(Records drawn from a dataset)
──────────
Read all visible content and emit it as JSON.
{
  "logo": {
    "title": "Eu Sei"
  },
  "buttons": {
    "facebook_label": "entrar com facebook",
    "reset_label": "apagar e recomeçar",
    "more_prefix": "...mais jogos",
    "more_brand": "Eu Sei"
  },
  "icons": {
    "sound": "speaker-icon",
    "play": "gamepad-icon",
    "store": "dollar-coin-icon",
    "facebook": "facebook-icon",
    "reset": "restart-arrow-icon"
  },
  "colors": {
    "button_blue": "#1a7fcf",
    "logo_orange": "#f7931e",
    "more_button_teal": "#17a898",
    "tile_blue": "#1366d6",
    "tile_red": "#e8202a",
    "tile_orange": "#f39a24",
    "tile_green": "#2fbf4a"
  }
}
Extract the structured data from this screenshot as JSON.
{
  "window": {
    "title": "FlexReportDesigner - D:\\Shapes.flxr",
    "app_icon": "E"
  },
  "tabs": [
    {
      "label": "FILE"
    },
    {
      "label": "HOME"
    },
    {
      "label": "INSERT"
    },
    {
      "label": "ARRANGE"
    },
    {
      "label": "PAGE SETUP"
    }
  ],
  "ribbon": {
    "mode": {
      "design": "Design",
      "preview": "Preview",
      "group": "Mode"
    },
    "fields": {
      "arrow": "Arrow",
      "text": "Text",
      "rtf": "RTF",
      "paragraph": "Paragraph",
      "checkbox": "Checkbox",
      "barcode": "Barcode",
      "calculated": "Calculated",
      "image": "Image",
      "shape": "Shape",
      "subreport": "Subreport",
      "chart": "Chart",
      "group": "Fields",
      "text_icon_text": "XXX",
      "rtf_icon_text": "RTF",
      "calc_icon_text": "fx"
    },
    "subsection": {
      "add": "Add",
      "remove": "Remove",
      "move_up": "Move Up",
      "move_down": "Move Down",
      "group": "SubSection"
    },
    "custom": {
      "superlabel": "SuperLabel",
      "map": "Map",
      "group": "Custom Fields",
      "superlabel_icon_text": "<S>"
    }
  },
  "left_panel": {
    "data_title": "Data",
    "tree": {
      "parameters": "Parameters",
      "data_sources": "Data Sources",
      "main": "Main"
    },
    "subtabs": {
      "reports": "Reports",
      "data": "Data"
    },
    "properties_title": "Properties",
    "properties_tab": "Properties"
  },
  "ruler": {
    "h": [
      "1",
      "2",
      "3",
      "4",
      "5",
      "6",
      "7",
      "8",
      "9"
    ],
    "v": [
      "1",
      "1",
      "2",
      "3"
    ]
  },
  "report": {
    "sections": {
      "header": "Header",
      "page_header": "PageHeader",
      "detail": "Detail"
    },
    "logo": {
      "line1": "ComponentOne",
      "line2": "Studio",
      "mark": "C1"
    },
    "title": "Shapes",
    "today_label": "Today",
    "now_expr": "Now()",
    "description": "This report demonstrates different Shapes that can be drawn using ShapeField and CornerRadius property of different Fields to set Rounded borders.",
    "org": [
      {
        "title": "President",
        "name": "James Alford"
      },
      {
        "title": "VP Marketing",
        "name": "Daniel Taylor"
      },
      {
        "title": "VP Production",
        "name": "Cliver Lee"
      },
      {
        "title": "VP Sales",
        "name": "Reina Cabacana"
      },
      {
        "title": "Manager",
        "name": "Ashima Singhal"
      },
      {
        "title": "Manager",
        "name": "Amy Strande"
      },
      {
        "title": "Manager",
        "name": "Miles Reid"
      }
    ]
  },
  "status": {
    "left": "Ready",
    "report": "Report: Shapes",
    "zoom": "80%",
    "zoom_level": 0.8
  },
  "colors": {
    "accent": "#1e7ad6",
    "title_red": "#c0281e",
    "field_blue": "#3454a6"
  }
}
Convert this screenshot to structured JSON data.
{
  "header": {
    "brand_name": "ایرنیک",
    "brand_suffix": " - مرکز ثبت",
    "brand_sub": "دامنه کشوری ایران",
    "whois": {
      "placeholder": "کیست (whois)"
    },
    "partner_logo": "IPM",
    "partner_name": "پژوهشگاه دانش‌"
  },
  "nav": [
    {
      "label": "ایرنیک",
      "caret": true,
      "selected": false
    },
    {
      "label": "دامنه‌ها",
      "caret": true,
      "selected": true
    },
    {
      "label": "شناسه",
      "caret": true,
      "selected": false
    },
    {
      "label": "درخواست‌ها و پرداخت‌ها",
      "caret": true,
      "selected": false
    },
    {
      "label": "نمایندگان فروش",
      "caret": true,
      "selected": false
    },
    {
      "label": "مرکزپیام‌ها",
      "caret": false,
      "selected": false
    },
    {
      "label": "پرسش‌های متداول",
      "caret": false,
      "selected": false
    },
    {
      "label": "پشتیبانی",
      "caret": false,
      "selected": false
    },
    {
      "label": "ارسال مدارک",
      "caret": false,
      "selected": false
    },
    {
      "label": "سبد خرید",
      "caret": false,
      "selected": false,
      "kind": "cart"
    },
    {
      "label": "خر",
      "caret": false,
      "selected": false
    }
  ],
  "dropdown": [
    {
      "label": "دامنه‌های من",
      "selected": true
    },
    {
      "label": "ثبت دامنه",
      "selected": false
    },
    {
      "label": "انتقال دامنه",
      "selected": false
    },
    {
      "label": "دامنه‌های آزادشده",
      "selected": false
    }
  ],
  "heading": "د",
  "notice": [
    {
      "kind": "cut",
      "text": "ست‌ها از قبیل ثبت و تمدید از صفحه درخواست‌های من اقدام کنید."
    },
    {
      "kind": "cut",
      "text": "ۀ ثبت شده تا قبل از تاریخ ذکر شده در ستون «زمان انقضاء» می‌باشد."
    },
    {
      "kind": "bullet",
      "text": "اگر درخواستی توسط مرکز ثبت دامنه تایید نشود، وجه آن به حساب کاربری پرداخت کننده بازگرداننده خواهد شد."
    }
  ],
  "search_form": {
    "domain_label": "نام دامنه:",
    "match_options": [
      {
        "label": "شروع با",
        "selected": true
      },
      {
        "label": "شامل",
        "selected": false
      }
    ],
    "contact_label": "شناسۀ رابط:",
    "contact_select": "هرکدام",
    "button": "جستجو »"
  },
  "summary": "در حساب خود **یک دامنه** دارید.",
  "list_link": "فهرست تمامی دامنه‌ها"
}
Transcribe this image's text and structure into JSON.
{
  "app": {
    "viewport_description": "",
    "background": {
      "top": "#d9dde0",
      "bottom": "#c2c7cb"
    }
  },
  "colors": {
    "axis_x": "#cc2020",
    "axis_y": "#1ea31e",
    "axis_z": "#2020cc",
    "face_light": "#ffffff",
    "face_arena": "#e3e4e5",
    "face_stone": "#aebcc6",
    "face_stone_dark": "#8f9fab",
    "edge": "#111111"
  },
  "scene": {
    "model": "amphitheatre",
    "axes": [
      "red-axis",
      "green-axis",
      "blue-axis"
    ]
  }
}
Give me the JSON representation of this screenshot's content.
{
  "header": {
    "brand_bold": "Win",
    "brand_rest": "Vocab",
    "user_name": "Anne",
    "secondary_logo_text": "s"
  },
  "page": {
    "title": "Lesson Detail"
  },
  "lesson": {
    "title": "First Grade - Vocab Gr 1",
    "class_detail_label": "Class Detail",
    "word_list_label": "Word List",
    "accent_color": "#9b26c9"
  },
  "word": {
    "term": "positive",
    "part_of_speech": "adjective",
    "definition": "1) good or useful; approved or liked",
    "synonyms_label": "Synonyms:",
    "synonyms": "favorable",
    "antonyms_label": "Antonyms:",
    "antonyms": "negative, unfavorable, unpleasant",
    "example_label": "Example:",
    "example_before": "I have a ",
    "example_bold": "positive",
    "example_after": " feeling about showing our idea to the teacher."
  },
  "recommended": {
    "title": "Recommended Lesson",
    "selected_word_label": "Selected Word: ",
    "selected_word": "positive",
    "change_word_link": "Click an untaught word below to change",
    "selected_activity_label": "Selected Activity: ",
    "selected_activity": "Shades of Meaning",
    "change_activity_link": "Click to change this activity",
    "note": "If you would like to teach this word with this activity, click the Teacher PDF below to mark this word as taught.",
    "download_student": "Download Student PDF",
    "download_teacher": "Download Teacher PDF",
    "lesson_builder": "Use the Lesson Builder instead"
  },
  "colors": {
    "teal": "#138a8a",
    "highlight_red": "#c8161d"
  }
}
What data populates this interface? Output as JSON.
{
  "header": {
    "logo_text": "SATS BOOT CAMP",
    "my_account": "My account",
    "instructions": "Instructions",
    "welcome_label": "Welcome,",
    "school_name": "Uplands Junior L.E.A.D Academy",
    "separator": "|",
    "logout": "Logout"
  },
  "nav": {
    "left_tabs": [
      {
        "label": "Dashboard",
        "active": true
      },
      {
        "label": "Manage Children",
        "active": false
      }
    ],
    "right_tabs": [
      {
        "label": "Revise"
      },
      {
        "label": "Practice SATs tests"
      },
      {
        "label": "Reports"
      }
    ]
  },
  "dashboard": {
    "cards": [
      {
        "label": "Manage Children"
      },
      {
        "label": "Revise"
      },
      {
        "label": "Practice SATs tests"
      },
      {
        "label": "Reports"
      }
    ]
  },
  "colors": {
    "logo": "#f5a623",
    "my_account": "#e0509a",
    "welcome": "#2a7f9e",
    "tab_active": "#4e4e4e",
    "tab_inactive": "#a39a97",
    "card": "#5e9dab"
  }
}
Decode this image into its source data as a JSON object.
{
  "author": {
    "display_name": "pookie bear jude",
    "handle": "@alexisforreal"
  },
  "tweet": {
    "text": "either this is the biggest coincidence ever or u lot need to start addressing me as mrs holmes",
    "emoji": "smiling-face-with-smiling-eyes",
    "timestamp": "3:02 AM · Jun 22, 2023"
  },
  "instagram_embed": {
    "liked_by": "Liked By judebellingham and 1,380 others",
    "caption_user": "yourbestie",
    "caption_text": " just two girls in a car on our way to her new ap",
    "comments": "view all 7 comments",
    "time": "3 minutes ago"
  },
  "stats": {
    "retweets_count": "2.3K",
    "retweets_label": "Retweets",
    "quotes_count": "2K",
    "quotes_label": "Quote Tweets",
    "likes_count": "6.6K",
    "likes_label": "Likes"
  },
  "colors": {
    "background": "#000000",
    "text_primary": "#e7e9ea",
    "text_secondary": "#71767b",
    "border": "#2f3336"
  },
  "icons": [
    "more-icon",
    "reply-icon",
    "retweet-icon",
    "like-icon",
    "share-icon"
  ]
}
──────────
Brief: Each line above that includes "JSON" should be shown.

Result of this exercise:
Read all visible content and emit it as JSON.
Extract the structured data from this screenshot as JSON.
Convert this screenshot to structured JSON data.
Transcribe this image's text and structure into JSON.
Give me the JSON representation of this screenshot's content.
What data populates this interface? Output as JSON.
Decode this image into its source data as a JSON object.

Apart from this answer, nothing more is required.